One of my less universally popular posts was the suggestion to only supply addictive cigarette products via pharmacies on the basis of medical prescriptions that depended on patients having significant cotinine levels in their urine. This proposal would eliminate cigarette consumption by the time the current generation of smokers expires since only nicotine addicts would get fags. I liked the idea of selling on the basis of a doctor’s prescription because it displayed the pathological character of nicotine addiction. In pharmacies, too, cigarettes could be sold alongside nicotine replacement therapies – a decidedly safer way of gaining a nicotine hit that again emphasized the intrinsic character of smoking as a carcinogen-producer-induced chemical addiction.
In the last few weeks a comparable policy proposal, that has distinctive virtue in terms of simplicity, is simply to prohibit sales of tobacco to all those born after the year 2000. (HT, IC).
I am happy to endorse this alternative that has the same intent as my original suggestion – to let the current lot of smokers be the last – but which operates on the basis of a simple, identifiable rule. It doesn’t convey the notion that nicotine addiction is a medical condition but has a directness that is attractive.
Cigarettes didn’t become a dominant way of consuming tobacco until after WW1. By the early 1950s it was realized that a catastrophic mistake had been made. Smoking has only lasted another 60 years because the legal carcinogen producers criminally lied their heads off about the known deadly, addictive character of their main product – and because of pre-established nicotine addictions. These criminals shortened the lives of 100 million people during the 20th century. The WHO forecast that 1 billion will die during the 21st century from tobacco-related diseases.
Good public policy should seek to end the continuance of this catastrophic product. Support life!
BTW(1) I was delighted to see during my recent exits and entries from Australian that the duty free allowance for bringing cigarettes into Australia has been reduced from 250 sticks to 50. In my original post I suggested cancelling the concession entirely (the Henry Tax Review sought a tax free quota of only 25 cigarettes) but it is still definitely a step in the right direction.

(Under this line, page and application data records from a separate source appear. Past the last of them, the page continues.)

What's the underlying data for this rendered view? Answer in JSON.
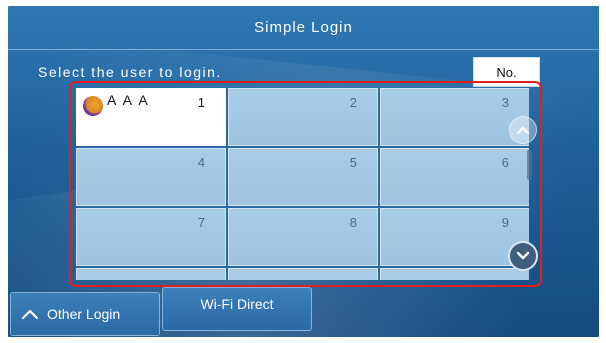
{
  "header": {
    "title": "Simple Login"
  },
  "prompt": {
    "text": "Select the user to login."
  },
  "sort_button": {
    "label": "No."
  },
  "users": [
    {
      "number": "1",
      "name": "A A A",
      "selected": true
    },
    {
      "number": "2",
      "name": ""
    },
    {
      "number": "3",
      "name": ""
    },
    {
      "number": "4",
      "name": ""
    },
    {
      "number": "5",
      "name": ""
    },
    {
      "number": "6",
      "name": ""
    },
    {
      "number": "7",
      "name": ""
    },
    {
      "number": "8",
      "name": ""
    },
    {
      "number": "9",
      "name": ""
    }
  ],
  "footer": {
    "other_login_label": "Other Login",
    "wifi_direct_label": "Wi-Fi Direct"
  },
  "icons": {
    "avatar": "user-avatar-icon",
    "scroll_up": "chevron-up-icon",
    "scroll_down": "chevron-down-icon",
    "other_login": "chevron-up-icon"
  },
  "colors": {
    "highlight_frame": "#e0201e",
    "background": "#1e5f9a",
    "selected_cell": "#ffffff",
    "cell": "#a9cce6"
  }
}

BTW(2) New Zealand seems likely to mimic Australia’s plain packaging legislation. (HT, DP). (2945)